» Element data from apps and pages:

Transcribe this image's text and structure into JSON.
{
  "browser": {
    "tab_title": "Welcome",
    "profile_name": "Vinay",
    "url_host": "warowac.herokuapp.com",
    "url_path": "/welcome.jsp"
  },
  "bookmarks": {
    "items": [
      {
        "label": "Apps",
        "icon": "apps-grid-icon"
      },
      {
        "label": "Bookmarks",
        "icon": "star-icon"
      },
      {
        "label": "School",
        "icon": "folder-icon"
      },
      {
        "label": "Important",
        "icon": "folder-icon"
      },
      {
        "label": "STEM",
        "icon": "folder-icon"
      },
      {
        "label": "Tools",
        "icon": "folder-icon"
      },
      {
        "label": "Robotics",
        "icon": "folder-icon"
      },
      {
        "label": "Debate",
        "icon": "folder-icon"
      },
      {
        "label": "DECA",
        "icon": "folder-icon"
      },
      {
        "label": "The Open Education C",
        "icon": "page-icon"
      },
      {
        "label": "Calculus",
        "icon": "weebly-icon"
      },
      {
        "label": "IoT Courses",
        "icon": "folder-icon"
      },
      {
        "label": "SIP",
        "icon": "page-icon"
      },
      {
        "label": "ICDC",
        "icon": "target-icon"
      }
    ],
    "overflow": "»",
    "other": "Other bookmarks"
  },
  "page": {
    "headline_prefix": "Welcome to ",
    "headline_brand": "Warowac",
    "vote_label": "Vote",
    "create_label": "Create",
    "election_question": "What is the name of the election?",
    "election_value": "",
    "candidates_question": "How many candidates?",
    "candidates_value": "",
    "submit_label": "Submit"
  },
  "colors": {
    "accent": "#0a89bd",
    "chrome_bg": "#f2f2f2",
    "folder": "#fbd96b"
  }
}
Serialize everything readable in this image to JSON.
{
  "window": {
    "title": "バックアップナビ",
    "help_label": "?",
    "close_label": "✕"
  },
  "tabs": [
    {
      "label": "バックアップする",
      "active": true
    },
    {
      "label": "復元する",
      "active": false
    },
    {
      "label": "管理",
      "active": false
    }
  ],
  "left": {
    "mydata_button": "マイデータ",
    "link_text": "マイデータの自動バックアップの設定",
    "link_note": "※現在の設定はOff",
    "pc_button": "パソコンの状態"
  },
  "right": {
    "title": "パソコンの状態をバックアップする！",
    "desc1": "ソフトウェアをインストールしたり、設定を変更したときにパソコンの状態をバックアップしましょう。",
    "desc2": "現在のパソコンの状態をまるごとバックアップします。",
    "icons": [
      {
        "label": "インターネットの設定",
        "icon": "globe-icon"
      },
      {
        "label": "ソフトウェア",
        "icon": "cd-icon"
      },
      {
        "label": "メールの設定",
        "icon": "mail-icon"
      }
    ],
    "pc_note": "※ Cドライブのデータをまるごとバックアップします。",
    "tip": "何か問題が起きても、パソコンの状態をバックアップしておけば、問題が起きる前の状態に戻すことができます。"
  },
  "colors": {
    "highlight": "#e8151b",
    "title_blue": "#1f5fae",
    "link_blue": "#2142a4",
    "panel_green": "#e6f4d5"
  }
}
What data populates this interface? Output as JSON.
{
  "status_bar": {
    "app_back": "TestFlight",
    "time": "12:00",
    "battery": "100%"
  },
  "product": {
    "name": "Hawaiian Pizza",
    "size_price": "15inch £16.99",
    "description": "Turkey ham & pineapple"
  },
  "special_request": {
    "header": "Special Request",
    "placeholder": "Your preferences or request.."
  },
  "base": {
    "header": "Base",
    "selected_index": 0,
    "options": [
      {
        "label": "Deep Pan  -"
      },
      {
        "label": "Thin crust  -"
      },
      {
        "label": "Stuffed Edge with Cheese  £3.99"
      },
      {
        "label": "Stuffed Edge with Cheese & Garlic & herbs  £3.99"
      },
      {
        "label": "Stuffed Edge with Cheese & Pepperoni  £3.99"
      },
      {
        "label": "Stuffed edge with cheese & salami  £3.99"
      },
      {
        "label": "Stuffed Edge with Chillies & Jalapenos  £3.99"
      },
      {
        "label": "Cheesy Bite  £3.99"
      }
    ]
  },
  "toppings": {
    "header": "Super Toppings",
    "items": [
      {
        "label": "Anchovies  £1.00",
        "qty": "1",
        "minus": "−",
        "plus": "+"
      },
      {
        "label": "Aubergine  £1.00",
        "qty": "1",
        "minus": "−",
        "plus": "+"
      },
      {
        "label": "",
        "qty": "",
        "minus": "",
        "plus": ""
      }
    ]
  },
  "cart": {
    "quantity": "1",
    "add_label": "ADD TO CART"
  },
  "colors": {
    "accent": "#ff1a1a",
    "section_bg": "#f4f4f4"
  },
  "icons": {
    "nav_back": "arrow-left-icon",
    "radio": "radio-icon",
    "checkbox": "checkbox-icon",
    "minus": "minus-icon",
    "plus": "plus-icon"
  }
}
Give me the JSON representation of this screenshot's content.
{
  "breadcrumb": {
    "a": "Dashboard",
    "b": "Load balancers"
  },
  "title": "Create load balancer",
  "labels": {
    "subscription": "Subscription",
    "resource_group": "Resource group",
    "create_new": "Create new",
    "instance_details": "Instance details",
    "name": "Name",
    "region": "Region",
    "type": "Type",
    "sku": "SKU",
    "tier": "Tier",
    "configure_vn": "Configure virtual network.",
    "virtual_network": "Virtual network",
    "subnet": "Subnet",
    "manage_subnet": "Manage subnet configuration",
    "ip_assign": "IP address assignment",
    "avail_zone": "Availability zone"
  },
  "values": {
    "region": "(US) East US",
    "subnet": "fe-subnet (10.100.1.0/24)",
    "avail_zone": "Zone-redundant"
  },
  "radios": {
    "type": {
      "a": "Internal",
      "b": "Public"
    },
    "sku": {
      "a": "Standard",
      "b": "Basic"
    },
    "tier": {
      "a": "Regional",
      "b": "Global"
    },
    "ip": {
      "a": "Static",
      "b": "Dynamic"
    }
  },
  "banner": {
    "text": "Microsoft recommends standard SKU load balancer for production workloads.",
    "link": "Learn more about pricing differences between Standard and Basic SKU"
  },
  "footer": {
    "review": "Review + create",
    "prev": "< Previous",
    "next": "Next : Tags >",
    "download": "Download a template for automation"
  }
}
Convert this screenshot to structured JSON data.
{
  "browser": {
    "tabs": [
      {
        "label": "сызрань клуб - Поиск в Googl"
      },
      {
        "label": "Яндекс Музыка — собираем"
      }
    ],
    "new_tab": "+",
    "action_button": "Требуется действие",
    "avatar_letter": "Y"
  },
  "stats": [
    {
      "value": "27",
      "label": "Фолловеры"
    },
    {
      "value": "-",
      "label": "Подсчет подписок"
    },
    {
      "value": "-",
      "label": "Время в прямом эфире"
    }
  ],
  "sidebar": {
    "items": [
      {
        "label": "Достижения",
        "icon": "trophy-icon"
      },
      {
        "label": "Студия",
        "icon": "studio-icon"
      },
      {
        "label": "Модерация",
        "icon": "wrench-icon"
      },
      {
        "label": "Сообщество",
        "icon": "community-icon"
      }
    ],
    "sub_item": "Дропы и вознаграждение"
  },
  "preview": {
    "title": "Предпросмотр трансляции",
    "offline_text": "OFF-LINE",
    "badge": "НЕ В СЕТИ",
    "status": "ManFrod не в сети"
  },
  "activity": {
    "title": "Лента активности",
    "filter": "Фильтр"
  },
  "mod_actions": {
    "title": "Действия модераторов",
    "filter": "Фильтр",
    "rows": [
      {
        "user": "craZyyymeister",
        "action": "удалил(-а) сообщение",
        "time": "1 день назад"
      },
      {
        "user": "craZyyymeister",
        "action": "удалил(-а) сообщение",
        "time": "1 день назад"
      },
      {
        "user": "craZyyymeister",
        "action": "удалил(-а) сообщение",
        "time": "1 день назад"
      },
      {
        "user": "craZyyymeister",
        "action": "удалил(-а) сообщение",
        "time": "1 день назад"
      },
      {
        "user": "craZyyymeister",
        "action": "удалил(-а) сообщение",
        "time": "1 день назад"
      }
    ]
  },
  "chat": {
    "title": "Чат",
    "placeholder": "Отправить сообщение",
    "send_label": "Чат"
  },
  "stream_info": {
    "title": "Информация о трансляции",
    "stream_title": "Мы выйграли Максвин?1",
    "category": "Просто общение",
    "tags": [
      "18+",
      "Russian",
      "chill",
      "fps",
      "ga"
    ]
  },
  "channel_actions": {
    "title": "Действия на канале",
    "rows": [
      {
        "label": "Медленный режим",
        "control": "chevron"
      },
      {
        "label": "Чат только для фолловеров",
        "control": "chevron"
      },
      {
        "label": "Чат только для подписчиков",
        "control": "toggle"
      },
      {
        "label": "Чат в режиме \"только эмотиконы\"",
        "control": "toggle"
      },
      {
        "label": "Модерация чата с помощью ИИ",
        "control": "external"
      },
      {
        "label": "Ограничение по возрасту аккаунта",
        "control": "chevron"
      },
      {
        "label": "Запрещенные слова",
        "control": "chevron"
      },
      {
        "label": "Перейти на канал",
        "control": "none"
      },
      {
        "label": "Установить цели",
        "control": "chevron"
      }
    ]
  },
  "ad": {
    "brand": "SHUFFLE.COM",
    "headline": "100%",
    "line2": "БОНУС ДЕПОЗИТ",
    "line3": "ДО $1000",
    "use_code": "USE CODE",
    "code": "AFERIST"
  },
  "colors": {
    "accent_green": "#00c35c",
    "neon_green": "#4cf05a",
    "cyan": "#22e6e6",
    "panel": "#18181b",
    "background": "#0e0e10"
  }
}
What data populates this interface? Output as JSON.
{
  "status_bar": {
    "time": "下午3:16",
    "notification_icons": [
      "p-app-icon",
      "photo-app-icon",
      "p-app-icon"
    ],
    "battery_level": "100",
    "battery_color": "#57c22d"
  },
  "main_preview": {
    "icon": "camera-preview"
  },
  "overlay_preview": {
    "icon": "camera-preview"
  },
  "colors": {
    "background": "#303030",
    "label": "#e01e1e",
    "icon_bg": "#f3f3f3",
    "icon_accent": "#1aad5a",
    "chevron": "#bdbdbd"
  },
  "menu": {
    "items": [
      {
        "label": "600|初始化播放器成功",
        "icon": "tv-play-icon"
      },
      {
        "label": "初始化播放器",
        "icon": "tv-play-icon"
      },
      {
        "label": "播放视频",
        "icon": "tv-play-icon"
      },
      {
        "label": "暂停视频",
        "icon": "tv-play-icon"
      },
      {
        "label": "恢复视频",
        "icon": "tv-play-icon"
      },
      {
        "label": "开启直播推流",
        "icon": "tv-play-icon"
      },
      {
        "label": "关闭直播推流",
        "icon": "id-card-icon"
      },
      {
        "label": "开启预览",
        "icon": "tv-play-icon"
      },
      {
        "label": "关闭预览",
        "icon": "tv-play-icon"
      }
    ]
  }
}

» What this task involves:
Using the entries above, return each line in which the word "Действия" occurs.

» Answer box:
    "title": "Действия модераторов",
    "title": "Действия на канале",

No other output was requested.